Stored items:
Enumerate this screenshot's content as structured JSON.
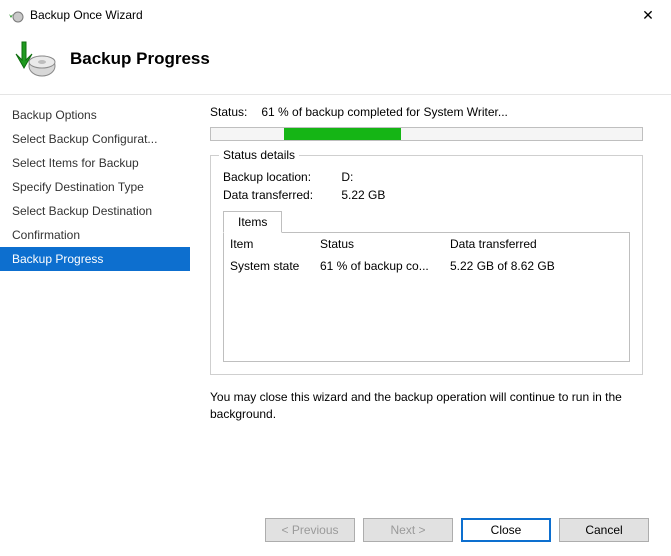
{
  "window": {
    "title": "Backup Once Wizard"
  },
  "header": {
    "title": "Backup Progress"
  },
  "sidebar": {
    "items": [
      {
        "label": "Backup Options"
      },
      {
        "label": "Select Backup Configurat..."
      },
      {
        "label": "Select Items for Backup"
      },
      {
        "label": "Specify Destination Type"
      },
      {
        "label": "Select Backup Destination"
      },
      {
        "label": "Confirmation"
      },
      {
        "label": "Backup Progress"
      }
    ]
  },
  "status": {
    "label": "Status:",
    "text": "61 % of backup completed for System Writer..."
  },
  "details": {
    "legend": "Status details",
    "location_label": "Backup location:",
    "location_value": "D:",
    "transferred_label": "Data transferred:",
    "transferred_value": "5.22 GB",
    "tab": "Items",
    "columns": {
      "c1": "Item",
      "c2": "Status",
      "c3": "Data transferred"
    },
    "row": {
      "c1": "System state",
      "c2": "61 % of backup co...",
      "c3": "5.22 GB of 8.62 GB"
    }
  },
  "hint": "You may close this wizard and the backup operation will continue to run in the background.",
  "buttons": {
    "previous": "< Previous",
    "next": "Next >",
    "close": "Close",
    "cancel": "Cancel"
  }
}
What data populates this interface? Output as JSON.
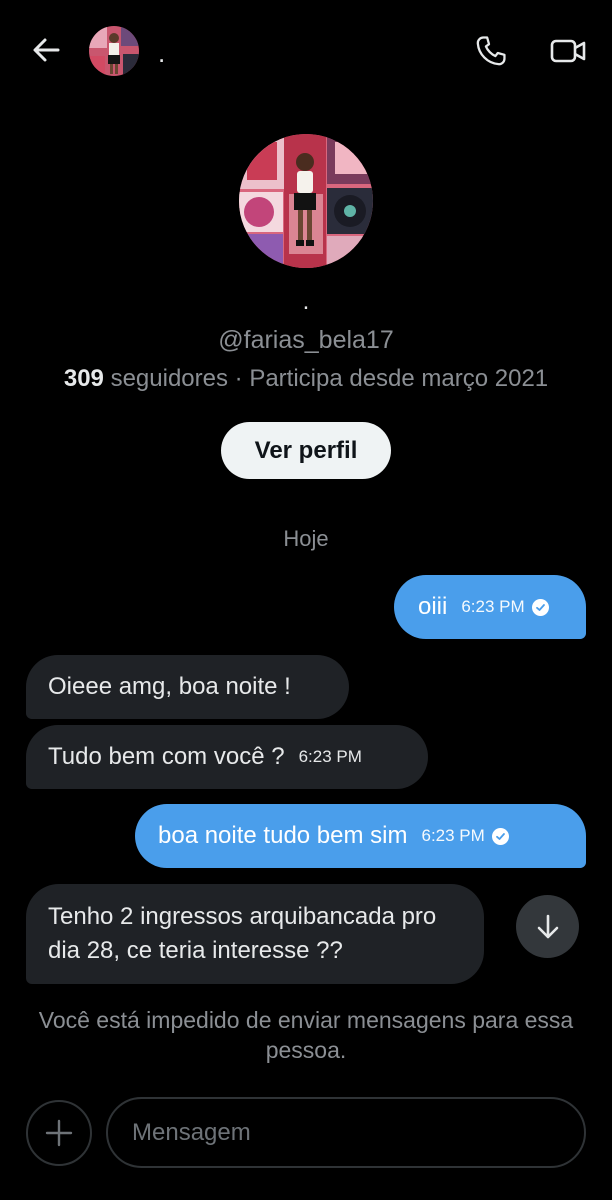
{
  "header": {
    "name": ".",
    "back_icon": "arrow-left-icon",
    "call_icon": "phone-icon",
    "video_icon": "video-camera-icon"
  },
  "profile": {
    "name": ".",
    "handle": "@farias_bela17",
    "followers_count": "309",
    "followers_label": "seguidores",
    "joined": "· Participa desde março 2021",
    "view_profile_label": "Ver perfil"
  },
  "conversation": {
    "date_separator": "Hoje",
    "messages": [
      {
        "direction": "outgoing",
        "text": "oiii",
        "time": "6:23 PM",
        "read": true
      },
      {
        "direction": "incoming",
        "text": "Oieee amg, boa noite !"
      },
      {
        "direction": "incoming",
        "text": "Tudo bem com você ?",
        "time": "6:23 PM"
      },
      {
        "direction": "outgoing",
        "text": "boa noite tudo bem sim",
        "time": "6:23 PM",
        "read": true
      },
      {
        "direction": "incoming",
        "text": "Tenho 2 ingressos arquibancada pro dia 28, ce teria interesse ??"
      }
    ]
  },
  "footer": {
    "blocked_notice": "Você está impedido de enviar mensagens para essa pessoa.",
    "input_placeholder": "Mensagem",
    "plus_icon": "plus-icon",
    "scroll_icon": "arrow-down-icon"
  },
  "colors": {
    "background": "#000000",
    "outgoing_bubble": "#4a9eeb",
    "incoming_bubble": "#1f2226",
    "muted_text": "#8b8f94"
  }
}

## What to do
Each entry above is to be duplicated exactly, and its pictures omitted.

## Written answer
Enumerate this screenshot's content as structured JSON.
{
  "window": {
    "title": "Backup Once Wizard"
  },
  "header": {
    "title": "Backup Progress"
  },
  "sidebar": {
    "items": [
      {
        "label": "Backup Options"
      },
      {
        "label": "Select Backup Configurat..."
      },
      {
        "label": "Select Items for Backup"
      },
      {
        "label": "Specify Destination Type"
      },
      {
        "label": "Select Backup Destination"
      },
      {
        "label": "Confirmation"
      },
      {
        "label": "Backup Progress"
      }
    ]
  },
  "status": {
    "label": "Status:",
    "text": "61 % of backup completed for System Writer..."
  },
  "details": {
    "legend": "Status details",
    "location_label": "Backup location:",
    "location_value": "D:",
    "transferred_label": "Data transferred:",
    "transferred_value": "5.22 GB",
    "tab": "Items",
    "columns": {
      "c1": "Item",
      "c2": "Status",
      "c3": "Data transferred"
    },
    "row": {
      "c1": "System state",
      "c2": "61 % of backup co...",
      "c3": "5.22 GB of 8.62 GB"
    }
  },
  "hint": "You may close this wizard and the backup operation will continue to run in the background.",
  "buttons": {
    "previous": "< Previous",
    "next": "Next >",
    "close": "Close",
    "cancel": "Cancel"
  }
}
What data populates this interface? Output as JSON.
{
  "header": {
    "name": ".",
    "back_icon": "arrow-left-icon",
    "call_icon": "phone-icon",
    "video_icon": "video-camera-icon"
  },
  "profile": {
    "name": ".",
    "handle": "@farias_bela17",
    "followers_count": "309",
    "followers_label": "seguidores",
    "joined": "· Participa desde março 2021",
    "view_profile_label": "Ver perfil"
  },
  "conversation": {
    "date_separator": "Hoje",
    "messages": [
      {
        "direction": "outgoing",
        "text": "oiii",
        "time": "6:23 PM",
        "read": true
      },
      {
        "direction": "incoming",
        "text": "Oieee amg, boa noite !"
      },
      {
        "direction": "incoming",
        "text": "Tudo bem com você ?",
        "time": "6:23 PM"
      },
      {
        "direction": "outgoing",
        "text": "boa noite tudo bem sim",
        "time": "6:23 PM",
        "read": true
      },
      {
        "direction": "incoming",
        "text": "Tenho 2 ingressos arquibancada pro dia 28, ce teria interesse ??"
      }
    ]
  },
  "footer": {
    "blocked_notice": "Você está impedido de enviar mensagens para essa pessoa.",
    "input_placeholder": "Mensagem",
    "plus_icon": "plus-icon",
    "scroll_icon": "arrow-down-icon"
  },
  "colors": {
    "background": "#000000",
    "outgoing_bubble": "#4a9eeb",
    "incoming_bubble": "#1f2226",
    "muted_text": "#8b8f94"
  }
}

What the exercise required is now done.